Laminated wood and cotton thread – 40 x 40 x 40cm
Picture courtesy of the artist and Bridges
David H. Press builds elegant hanging sculptures that are a type of 3-D line drawings. The support structures are curved shapes but the wires within these frameworks are straight lines that form what appear to be curved surfaces. Symmetry plays a major role in Press’ work. In “Three Great ¾ Circles in Orange” the use of three circles would have created a sphere, but the ¾ circles create an asymmetrical frame work. Within the wire line work, however, there are some smaller areas with symmetrical properties. We are used to seeing complicated symmetries in Mathematical sculpture, but the use of the ¾ circles rips open the sphere, granting the viewer a fresh look.
There were so much interesting work on display this year it is hard to discuss it all in one blog post, I will write more next week.
Paul Pagk is a critically acclaimed NY painter who work deals with abstract geometries. The 33 Orchard gallery is exhibiting a selection of his recent works on paper. Titled “November Drawings” this entire series of work was produced during November 2014. Tacked unframed onto the gallery walls, the work consists of a series of abstractions created in graphite, ink, oil pastel, pencil, pen, watercolor, and gouache.
The drawings were created in a prolific progression: the artist completing up to twenty works per day. They relate to the themes in Pagk’s painting practice. The works on paper seem to visualize the artist’s stream of consciousness. The mind to paper immediacy creates an exciting and fresh take on geometry. The work at 33 Orchard have a much more sketchy and expressive quality then some of the artists work on canvas. Many of the drawings in this show have Mathematical elements.
This work consists on a red and black rectangular grid with both horizontal and vertical lines of reflection symmetry. The red spaces do not have clean edges instead the pigment goes out beyond the sides of the rectangle. The black lines that make up horizontal and vertical markings give the work a sense of movement. You can really see the hand of the artist.

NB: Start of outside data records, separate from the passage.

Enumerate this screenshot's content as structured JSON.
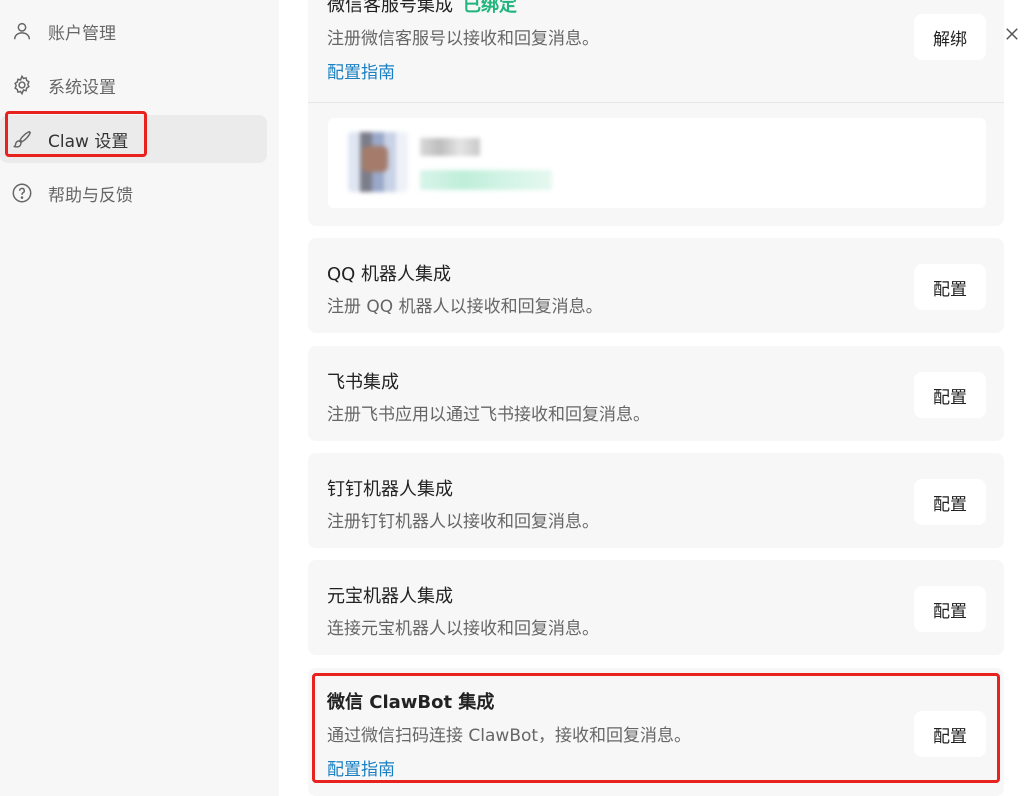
{
  "sidebar": {
    "items": [
      {
        "label": "账户管理",
        "icon": "user-icon"
      },
      {
        "label": "系统设置",
        "icon": "gear-icon"
      },
      {
        "label": "Claw 设置",
        "icon": "brush-icon",
        "active": true
      },
      {
        "label": "帮助与反馈",
        "icon": "help-icon"
      }
    ]
  },
  "integrations": {
    "wechat_service": {
      "title": "微信客服号集成",
      "status": "已绑定",
      "description": "注册微信客服号以接收和回复消息。",
      "guide_link": "配置指南",
      "button": "解绑"
    },
    "qq": {
      "title": "QQ 机器人集成",
      "description": "注册 QQ 机器人以接收和回复消息。",
      "button": "配置"
    },
    "feishu": {
      "title": "飞书集成",
      "description": "注册飞书应用以通过飞书接收和回复消息。",
      "button": "配置"
    },
    "dingtalk": {
      "title": "钉钉机器人集成",
      "description": "注册钉钉机器人以接收和回复消息。",
      "button": "配置"
    },
    "yuanbao": {
      "title": "元宝机器人集成",
      "description": "连接元宝机器人以接收和回复消息。",
      "button": "配置"
    },
    "wechat_clawbot": {
      "title": "微信 ClawBot 集成",
      "description": "通过微信扫码连接 ClawBot，接收和回复消息。",
      "guide_link": "配置指南",
      "button": "配置"
    }
  },
  "colors": {
    "accent_link": "#1a7fc1",
    "status_green": "#1fb57c",
    "highlight_red": "#e8231f"
  }
}
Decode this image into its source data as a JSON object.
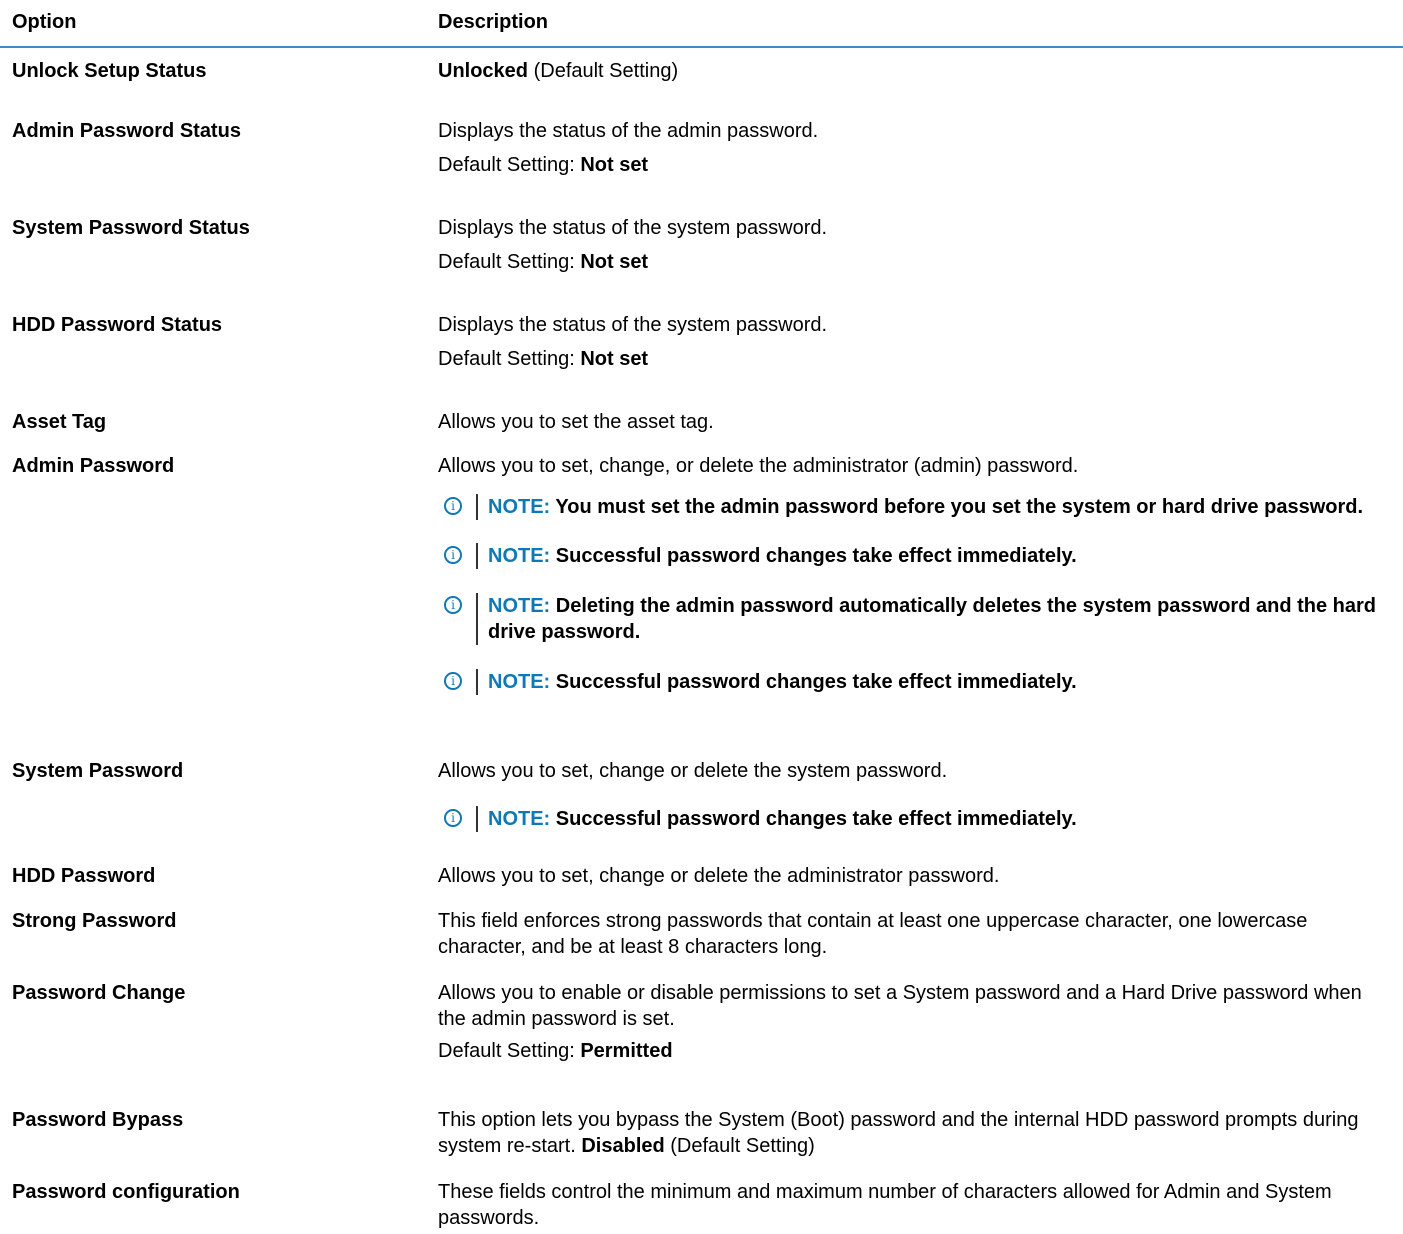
{
  "header": {
    "option": "Option",
    "description": "Description"
  },
  "rows": [
    {
      "option": "Unlock Setup Status",
      "value_bold": "Unlocked",
      "value_rest": " (Default Setting)"
    },
    {
      "option": "Admin Password Status",
      "desc": "Displays the status of the admin password.",
      "default_label": "Default Setting: ",
      "default_value": "Not set"
    },
    {
      "option": "System Password Status",
      "desc": "Displays the status of the system password.",
      "default_label": "Default Setting: ",
      "default_value": "Not set"
    },
    {
      "option": "HDD Password Status",
      "desc": "Displays the status of the system password.",
      "default_label": "Default Setting: ",
      "default_value": "Not set"
    },
    {
      "option": "Asset Tag",
      "desc": "Allows you to set the asset tag."
    },
    {
      "option": "Admin Password",
      "desc": "Allows you to set, change, or delete the administrator (admin) password.",
      "notes": [
        "You must set the admin password before you set the system or hard drive password.",
        "Successful password changes take effect immediately.",
        "Deleting the admin password automatically deletes the system password and the hard drive password.",
        "Successful password changes take effect immediately."
      ]
    },
    {
      "option": "System Password",
      "desc": "Allows you to set, change or delete the system password.",
      "notes": [
        "Successful password changes take effect immediately."
      ]
    },
    {
      "option": "HDD Password",
      "desc": "Allows you to set, change or delete the administrator password."
    },
    {
      "option": "Strong Password",
      "desc": "This field enforces strong passwords that contain at least one uppercase character, one lowercase character, and be at least 8 characters long."
    },
    {
      "option": "Password Change",
      "desc": "Allows you to enable or disable permissions to set a System password and a Hard Drive password when the admin password is set.",
      "default_label": "Default Setting: ",
      "default_value": "Permitted"
    },
    {
      "option": "Password Bypass",
      "desc": "This option lets you bypass the System (Boot) password and the internal HDD password prompts during system re-start. ",
      "value_bold": "Disabled",
      "value_rest": " (Default Setting)"
    },
    {
      "option": "Password configuration",
      "desc": "These fields control the minimum and maximum number of characters allowed for Admin and System passwords."
    }
  ],
  "note_label": "NOTE:",
  "note_icon": "info-circle-icon",
  "accent_color": "#0e79b5"
}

A 2-D rendering of the outline of a 3-D rectangular prism, this work has a band of purple as a background. The delicate black line drawing is in the foreground. An extra vertical plain is sketched through the prism and out beyond the purple band. This vertical element, in conjunction with the 3-D object, seems to allude to the Cartesian coordinate system. I feel Pagk’s success in producing such large selection of work so quickly and thoughtfully is due to his dedication to his painting practice. The “November Drawings” are a more direct and tactile representation of mathematical ideas. In my own drawing process I refer to my mark making as mathematical meditations, and I think this description also applies to Pagk’s month of drawing.